[Saved entries]
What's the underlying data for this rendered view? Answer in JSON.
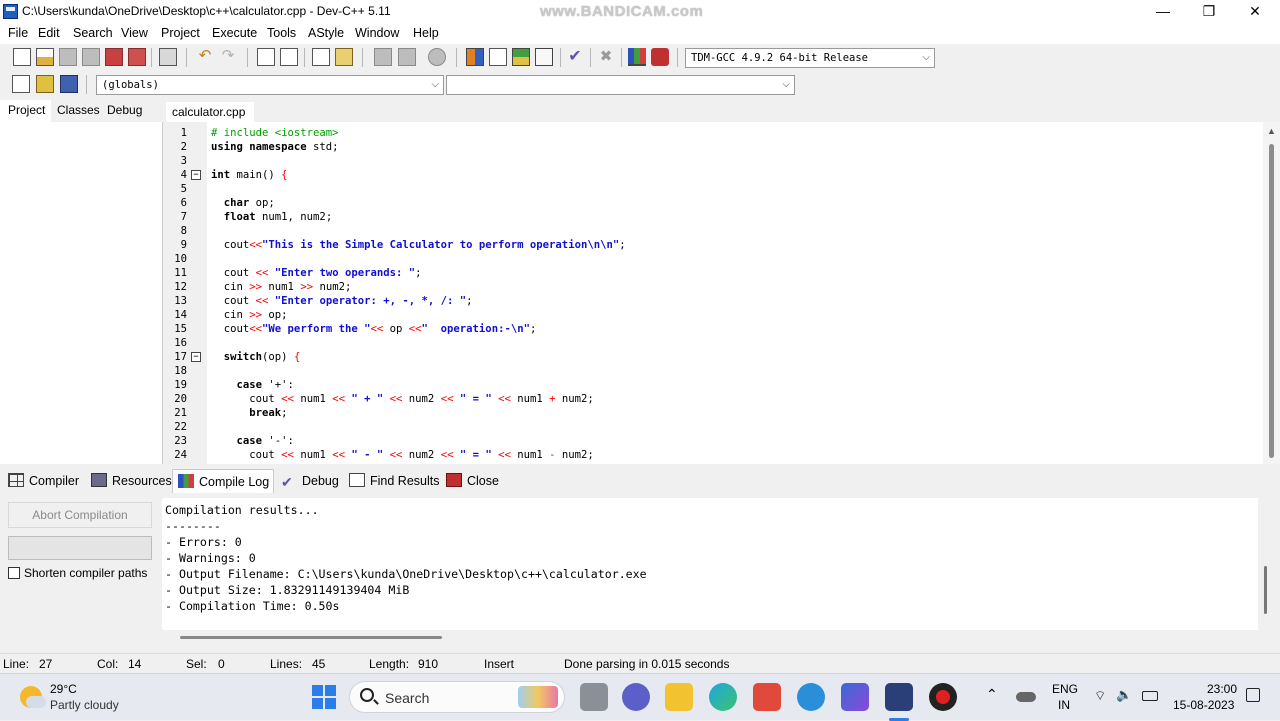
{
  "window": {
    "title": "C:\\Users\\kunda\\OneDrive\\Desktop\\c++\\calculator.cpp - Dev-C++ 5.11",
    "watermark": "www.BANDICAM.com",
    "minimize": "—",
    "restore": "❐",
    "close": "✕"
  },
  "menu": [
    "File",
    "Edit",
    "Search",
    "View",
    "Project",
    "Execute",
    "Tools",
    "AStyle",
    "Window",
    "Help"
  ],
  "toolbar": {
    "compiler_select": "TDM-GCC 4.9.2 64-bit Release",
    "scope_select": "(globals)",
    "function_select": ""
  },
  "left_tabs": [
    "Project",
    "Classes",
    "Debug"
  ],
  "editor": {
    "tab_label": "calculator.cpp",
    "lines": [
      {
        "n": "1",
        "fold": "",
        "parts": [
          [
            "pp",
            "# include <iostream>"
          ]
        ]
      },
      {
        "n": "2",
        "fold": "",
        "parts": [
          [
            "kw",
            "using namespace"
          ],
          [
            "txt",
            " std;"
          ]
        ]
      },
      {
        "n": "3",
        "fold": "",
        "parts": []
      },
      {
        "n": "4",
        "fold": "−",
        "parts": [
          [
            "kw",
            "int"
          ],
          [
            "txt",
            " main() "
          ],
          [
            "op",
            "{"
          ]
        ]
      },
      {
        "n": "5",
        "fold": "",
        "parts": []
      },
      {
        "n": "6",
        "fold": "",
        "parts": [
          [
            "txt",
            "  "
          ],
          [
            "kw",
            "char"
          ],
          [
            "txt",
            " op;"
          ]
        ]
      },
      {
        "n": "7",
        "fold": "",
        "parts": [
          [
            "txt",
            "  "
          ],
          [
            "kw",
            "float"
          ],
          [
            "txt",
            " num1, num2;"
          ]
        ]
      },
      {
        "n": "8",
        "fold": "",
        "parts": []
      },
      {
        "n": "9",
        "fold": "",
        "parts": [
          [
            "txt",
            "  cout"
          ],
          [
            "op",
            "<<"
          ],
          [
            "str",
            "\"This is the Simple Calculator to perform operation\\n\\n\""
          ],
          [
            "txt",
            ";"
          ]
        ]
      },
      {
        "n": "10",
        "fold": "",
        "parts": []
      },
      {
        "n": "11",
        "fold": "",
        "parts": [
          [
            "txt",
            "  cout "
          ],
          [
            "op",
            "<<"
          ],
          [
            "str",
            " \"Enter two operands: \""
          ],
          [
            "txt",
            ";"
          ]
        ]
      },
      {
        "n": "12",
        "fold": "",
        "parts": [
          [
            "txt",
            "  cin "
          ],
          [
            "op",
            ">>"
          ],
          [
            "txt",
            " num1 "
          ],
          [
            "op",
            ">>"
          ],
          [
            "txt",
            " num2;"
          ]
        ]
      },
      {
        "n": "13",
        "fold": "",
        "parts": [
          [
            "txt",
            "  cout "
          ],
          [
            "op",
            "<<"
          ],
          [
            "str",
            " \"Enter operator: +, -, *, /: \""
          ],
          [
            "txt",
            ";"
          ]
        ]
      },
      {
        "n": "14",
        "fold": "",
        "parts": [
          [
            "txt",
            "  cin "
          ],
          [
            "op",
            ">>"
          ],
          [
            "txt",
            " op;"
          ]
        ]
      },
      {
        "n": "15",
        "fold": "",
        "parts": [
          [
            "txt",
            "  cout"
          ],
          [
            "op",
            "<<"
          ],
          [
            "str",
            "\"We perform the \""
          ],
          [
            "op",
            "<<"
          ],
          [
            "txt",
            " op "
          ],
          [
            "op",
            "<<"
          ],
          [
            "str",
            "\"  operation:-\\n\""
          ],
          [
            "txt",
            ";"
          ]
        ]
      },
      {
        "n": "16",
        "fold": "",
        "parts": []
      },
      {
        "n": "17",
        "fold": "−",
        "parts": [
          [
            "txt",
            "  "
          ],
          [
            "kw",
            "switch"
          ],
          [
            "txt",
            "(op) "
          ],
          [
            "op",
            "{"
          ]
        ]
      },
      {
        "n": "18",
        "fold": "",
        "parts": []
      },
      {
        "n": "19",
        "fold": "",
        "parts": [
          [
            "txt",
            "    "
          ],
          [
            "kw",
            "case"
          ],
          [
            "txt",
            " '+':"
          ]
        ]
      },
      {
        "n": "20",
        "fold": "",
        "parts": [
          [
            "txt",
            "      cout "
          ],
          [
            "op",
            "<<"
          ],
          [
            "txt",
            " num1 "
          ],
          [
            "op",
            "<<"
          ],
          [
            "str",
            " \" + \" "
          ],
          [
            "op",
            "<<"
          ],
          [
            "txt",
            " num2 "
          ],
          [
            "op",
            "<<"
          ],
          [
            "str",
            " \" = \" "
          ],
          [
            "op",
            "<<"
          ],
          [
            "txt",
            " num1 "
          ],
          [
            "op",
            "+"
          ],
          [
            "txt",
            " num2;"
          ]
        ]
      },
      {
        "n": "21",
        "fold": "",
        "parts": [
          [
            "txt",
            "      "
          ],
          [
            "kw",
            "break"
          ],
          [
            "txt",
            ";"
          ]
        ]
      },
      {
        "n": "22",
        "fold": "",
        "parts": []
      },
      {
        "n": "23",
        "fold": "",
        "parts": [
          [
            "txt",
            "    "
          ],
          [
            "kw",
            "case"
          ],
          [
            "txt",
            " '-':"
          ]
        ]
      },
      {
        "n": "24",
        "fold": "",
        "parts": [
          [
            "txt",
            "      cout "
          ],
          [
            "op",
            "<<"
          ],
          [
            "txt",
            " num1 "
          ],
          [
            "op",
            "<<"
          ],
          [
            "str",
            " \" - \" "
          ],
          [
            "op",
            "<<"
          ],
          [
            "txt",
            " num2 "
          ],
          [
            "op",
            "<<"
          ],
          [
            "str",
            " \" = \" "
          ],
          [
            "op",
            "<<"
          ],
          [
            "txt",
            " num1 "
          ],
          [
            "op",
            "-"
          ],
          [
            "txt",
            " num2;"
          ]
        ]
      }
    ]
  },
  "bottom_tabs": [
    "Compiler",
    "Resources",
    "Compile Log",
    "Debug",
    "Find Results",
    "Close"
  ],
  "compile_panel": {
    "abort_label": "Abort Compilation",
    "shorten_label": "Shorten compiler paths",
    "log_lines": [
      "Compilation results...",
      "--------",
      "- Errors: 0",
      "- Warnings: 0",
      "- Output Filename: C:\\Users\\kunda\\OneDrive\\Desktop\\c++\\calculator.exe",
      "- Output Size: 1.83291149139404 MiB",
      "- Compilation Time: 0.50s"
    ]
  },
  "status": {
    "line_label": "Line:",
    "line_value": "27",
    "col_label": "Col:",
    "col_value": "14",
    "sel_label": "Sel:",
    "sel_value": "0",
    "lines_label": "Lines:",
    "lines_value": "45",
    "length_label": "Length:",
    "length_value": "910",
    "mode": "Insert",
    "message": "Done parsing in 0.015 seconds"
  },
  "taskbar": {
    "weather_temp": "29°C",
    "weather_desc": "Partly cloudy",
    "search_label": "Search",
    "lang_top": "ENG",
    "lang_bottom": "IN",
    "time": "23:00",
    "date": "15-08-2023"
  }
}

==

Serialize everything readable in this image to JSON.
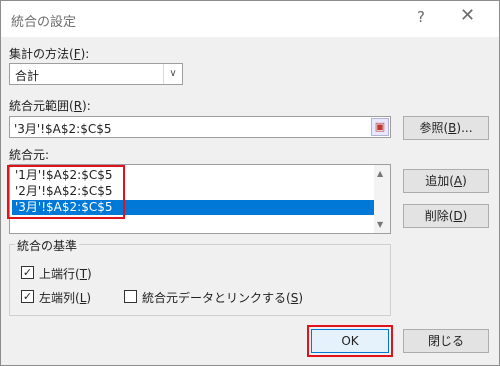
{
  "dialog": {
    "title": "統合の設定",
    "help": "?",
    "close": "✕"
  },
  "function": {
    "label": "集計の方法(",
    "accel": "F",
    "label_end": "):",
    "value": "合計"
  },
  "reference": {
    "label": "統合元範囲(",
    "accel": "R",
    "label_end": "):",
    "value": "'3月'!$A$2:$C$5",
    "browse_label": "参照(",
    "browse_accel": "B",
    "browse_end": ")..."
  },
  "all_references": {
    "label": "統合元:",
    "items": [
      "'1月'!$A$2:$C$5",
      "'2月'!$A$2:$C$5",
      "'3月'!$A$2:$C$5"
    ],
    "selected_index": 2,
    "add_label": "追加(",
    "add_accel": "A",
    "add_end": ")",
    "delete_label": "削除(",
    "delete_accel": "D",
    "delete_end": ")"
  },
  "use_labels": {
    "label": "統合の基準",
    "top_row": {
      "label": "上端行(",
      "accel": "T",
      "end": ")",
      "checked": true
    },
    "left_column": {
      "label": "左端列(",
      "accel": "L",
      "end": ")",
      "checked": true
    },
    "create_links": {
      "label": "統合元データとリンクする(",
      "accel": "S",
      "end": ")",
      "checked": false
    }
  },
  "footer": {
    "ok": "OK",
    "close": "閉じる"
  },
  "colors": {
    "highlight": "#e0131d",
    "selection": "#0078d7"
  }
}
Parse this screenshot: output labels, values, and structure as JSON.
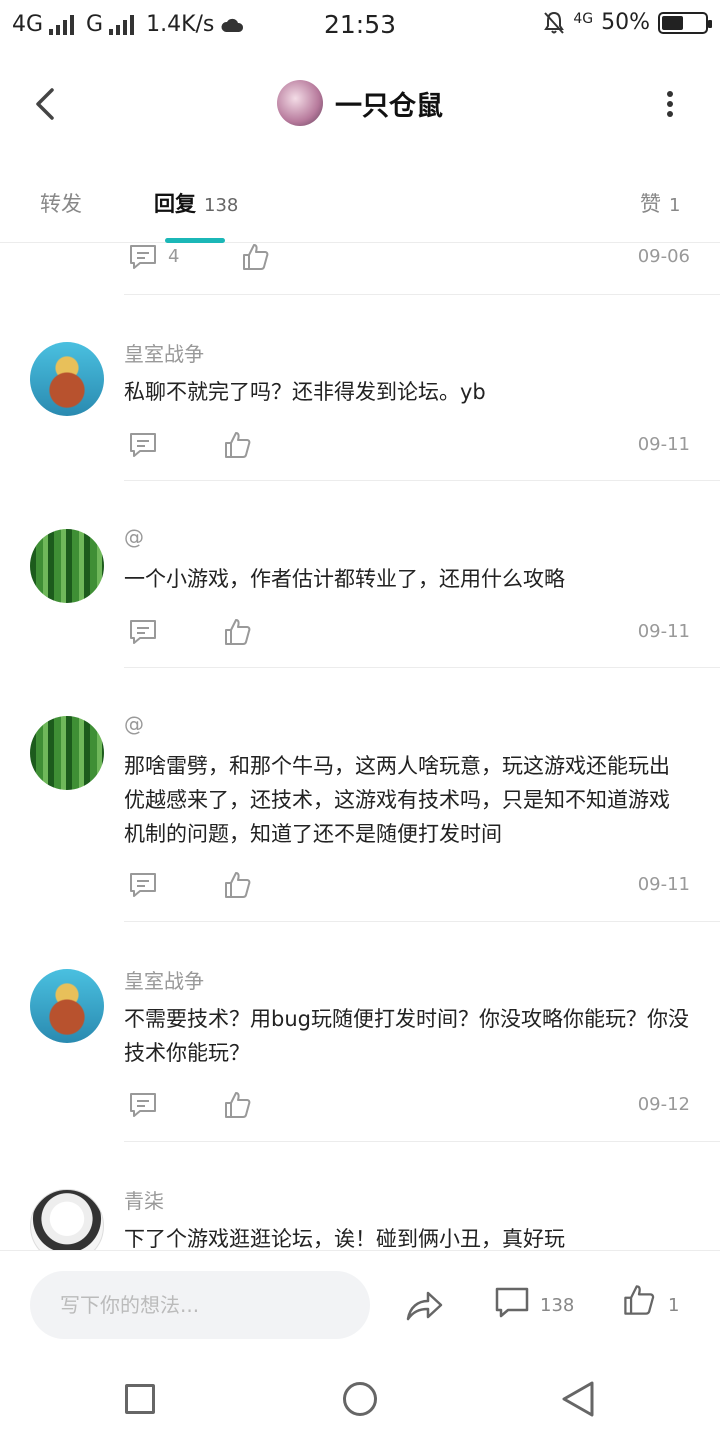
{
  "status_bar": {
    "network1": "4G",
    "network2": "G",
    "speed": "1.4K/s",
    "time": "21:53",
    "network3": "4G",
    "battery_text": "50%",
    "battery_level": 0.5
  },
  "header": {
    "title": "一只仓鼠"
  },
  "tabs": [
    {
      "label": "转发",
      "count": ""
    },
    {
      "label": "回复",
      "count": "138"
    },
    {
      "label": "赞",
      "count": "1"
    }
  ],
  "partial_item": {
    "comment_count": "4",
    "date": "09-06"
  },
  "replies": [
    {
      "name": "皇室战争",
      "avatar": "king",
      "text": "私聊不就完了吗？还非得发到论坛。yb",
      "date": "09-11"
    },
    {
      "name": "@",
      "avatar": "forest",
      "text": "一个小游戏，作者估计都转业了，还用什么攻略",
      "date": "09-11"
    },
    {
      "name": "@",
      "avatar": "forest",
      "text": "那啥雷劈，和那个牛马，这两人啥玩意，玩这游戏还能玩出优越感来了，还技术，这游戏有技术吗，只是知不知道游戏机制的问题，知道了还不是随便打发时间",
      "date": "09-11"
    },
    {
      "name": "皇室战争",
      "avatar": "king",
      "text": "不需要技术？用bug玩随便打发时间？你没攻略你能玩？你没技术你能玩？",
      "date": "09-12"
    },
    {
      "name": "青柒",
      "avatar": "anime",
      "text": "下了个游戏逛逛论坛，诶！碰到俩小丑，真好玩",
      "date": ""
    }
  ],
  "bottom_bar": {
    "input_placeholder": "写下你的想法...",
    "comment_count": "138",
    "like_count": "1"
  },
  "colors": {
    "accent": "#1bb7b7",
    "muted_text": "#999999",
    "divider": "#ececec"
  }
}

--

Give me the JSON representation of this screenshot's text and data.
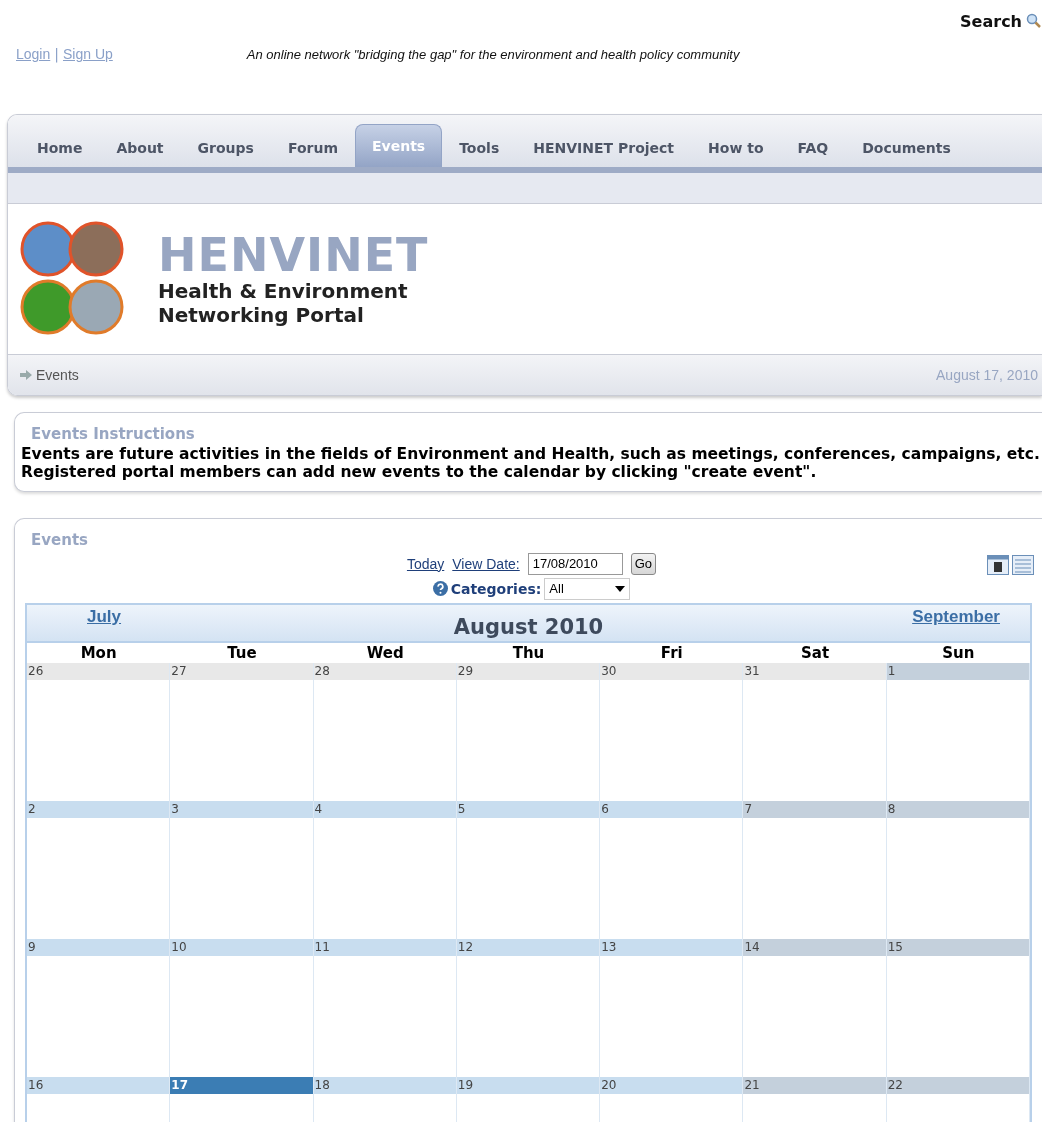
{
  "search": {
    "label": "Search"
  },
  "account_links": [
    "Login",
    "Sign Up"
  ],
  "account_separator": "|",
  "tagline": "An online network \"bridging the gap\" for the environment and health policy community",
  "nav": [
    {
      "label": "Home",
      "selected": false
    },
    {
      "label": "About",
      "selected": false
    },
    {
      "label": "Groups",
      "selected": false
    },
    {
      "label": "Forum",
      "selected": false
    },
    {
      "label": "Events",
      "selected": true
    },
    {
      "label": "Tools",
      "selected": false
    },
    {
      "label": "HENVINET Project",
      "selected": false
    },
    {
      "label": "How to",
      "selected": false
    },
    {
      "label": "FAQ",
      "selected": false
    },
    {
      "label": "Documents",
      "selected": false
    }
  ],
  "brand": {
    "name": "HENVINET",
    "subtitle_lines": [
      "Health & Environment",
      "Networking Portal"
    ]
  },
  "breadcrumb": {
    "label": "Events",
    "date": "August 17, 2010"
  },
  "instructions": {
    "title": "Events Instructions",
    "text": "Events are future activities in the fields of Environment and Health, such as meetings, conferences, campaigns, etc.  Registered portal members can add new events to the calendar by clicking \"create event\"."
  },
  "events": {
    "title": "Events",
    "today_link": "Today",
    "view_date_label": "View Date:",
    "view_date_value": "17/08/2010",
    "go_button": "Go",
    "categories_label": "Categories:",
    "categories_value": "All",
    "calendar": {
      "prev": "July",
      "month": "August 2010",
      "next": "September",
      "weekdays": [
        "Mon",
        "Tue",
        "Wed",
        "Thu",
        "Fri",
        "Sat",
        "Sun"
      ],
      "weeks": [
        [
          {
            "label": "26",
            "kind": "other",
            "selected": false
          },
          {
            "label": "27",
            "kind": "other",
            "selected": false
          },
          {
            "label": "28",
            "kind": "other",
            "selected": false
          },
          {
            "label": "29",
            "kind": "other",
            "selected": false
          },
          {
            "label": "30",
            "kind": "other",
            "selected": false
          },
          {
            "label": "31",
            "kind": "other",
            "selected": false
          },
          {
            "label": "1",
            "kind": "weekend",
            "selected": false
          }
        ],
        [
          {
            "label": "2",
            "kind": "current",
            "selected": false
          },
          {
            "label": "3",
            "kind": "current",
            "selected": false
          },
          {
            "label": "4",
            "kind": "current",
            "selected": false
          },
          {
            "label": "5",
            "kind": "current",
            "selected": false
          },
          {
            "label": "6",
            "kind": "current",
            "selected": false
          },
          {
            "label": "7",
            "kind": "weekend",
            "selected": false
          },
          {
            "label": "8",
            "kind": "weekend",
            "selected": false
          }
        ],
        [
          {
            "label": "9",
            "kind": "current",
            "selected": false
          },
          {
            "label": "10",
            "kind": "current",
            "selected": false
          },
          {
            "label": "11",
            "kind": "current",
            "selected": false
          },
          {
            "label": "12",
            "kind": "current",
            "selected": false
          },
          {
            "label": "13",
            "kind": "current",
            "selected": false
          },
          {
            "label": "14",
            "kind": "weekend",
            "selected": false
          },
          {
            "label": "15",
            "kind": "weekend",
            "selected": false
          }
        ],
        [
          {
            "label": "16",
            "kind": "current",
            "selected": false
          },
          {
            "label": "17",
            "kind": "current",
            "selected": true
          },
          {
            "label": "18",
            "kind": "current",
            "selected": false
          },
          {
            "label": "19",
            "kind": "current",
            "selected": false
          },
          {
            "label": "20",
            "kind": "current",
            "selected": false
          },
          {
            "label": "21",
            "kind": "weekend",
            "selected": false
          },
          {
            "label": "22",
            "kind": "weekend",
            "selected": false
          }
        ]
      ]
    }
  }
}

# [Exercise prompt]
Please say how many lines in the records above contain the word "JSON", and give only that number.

# [Result of the task]
4